One day soon your electric car could be your backup house power as well as your means to getting to work – and if a research center called “M-tech Labo” just opened by Mitsubishi in Japan has anything to say about it, that’s exactly where things could be headed.

Following lessons learned by its MiEV project, and investing heavily in future electrified vehicles besides, Mitsubishi Corporation, and its automobile and electrical divisions are working further along the lines of proving a smart grid whereby the large batteries in its EVs would be fully capable of two-way energy flow.

According to Gas2.0, the lab – “Labo” is believed to be short for “laboratory” – is running under supervision from the Tokyo Institute of Technology, and already at work trying to implement the mobile electricity storage concept, with Mitsubishi’s Nagoya Works facility being used to conduct the experiment.

If you’ve been following EVs, you’ve probably seen similar stories before. The intention is to determine whether EV batteries can help to regulate uneven power in an already maxed-out grid. Mitsubishi’s goals would include not interfering with drivers who wish to actually use their cars.

In Japan, energy storage is said to be especially an issue. There, land space is at a premium and bulky, stationary charging stations aren’t seen as an economical solution.

Talk is also of adding renewable power generation, and Mitsubishi is giving the research a year to determine viability of a new “eco city” that could be developed on smarter energy usage now being pioneered.

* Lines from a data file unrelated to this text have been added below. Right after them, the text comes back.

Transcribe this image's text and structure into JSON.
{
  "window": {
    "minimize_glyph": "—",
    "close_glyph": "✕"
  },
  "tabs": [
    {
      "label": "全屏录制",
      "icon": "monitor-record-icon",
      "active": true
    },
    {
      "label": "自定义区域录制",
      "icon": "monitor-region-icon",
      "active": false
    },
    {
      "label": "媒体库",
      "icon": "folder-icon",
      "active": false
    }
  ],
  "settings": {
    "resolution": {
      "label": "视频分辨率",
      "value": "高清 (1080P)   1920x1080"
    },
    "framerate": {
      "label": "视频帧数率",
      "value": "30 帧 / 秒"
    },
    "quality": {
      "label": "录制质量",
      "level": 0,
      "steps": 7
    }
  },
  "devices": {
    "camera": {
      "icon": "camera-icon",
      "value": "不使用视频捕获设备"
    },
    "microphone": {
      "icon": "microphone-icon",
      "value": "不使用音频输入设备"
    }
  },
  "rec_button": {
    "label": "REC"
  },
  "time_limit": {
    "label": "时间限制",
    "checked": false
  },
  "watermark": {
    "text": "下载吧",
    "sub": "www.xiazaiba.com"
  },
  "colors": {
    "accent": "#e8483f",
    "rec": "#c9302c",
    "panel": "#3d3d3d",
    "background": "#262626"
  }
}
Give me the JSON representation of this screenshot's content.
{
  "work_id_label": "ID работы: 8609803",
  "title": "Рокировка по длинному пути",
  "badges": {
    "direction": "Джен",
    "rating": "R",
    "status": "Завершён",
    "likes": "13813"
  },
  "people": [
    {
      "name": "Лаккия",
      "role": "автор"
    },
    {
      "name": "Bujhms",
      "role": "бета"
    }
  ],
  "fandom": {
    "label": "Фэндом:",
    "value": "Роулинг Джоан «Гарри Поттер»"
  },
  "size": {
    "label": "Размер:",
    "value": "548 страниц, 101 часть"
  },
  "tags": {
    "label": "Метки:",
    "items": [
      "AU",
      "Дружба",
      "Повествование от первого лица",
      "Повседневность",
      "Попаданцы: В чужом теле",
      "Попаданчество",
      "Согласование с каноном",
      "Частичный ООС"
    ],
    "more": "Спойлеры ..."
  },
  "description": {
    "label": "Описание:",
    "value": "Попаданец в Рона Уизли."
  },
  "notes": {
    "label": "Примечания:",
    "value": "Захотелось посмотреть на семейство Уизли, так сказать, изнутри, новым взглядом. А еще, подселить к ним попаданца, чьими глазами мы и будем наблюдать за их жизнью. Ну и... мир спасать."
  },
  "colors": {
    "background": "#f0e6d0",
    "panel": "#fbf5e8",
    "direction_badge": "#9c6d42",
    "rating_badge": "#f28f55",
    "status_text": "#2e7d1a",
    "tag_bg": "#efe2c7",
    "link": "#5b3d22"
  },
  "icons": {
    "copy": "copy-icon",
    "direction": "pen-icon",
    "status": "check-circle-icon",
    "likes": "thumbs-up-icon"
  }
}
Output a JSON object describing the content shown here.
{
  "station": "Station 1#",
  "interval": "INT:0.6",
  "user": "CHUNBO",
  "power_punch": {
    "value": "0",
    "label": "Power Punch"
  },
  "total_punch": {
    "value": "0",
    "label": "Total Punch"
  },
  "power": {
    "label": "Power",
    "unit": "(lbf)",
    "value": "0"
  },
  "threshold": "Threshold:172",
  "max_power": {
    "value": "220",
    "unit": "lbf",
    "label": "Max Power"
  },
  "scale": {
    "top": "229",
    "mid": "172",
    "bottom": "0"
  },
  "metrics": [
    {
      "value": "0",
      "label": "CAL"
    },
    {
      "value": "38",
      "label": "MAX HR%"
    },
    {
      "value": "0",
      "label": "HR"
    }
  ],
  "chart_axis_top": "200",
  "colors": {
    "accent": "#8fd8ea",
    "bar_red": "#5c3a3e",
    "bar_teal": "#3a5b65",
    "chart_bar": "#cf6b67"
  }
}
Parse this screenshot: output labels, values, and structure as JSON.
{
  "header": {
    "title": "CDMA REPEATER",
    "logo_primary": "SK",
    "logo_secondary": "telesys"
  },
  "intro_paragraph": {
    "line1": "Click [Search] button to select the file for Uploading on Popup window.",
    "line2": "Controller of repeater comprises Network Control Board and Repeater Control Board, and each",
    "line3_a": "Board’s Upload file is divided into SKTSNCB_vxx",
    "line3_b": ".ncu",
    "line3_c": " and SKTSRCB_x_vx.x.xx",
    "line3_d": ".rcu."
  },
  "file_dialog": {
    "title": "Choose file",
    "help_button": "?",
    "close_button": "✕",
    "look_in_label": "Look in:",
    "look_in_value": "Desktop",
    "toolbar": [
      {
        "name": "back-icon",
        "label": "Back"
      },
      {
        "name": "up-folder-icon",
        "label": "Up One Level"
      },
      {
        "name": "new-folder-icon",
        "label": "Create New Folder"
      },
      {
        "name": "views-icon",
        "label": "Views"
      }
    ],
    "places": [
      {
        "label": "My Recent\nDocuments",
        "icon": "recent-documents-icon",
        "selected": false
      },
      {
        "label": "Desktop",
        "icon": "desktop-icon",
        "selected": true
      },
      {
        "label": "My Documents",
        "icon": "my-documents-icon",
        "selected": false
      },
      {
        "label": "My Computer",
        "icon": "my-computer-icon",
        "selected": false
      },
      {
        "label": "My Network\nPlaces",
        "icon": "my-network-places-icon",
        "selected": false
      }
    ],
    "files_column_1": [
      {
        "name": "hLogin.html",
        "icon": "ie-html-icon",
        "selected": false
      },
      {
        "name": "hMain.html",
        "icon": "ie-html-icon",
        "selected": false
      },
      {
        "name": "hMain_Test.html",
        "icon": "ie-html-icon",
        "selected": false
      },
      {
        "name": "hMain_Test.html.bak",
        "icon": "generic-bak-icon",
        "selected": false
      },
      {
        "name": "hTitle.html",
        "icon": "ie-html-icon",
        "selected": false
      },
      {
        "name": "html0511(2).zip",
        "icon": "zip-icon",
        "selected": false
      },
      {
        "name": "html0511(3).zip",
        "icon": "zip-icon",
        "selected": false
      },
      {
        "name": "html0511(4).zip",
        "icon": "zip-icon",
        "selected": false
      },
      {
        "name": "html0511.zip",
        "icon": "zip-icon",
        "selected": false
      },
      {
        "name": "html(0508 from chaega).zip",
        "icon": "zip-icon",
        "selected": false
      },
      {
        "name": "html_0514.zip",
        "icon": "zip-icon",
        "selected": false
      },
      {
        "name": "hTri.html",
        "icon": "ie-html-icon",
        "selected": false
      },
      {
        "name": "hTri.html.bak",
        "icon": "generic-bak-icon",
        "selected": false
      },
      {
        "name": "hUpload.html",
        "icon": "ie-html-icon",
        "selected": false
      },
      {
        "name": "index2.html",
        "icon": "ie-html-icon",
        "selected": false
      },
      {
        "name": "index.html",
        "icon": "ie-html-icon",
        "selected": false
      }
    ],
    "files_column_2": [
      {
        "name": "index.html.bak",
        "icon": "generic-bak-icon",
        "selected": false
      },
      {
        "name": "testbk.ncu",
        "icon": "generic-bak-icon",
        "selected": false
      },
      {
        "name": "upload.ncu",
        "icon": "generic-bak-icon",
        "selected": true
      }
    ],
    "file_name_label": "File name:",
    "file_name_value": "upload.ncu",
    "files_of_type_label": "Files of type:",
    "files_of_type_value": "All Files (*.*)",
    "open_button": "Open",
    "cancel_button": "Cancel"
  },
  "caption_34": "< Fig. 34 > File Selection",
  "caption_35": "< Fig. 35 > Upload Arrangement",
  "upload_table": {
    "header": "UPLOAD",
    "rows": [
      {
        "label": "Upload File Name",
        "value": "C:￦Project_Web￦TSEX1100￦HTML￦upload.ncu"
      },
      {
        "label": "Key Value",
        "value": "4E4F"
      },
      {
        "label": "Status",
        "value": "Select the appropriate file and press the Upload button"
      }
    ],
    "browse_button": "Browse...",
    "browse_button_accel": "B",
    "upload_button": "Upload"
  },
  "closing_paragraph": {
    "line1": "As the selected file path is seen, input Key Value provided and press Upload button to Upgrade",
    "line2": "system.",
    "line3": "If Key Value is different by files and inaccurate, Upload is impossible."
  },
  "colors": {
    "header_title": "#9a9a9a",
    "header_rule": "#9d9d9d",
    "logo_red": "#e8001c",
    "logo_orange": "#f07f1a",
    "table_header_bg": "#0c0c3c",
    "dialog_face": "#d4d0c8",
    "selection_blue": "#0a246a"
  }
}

If the research pans out, EVs could add to a power grid network to store, exchange and balance out energy in Japan, with ability to adapt lessons learned elsewhere in years to come.

Gas2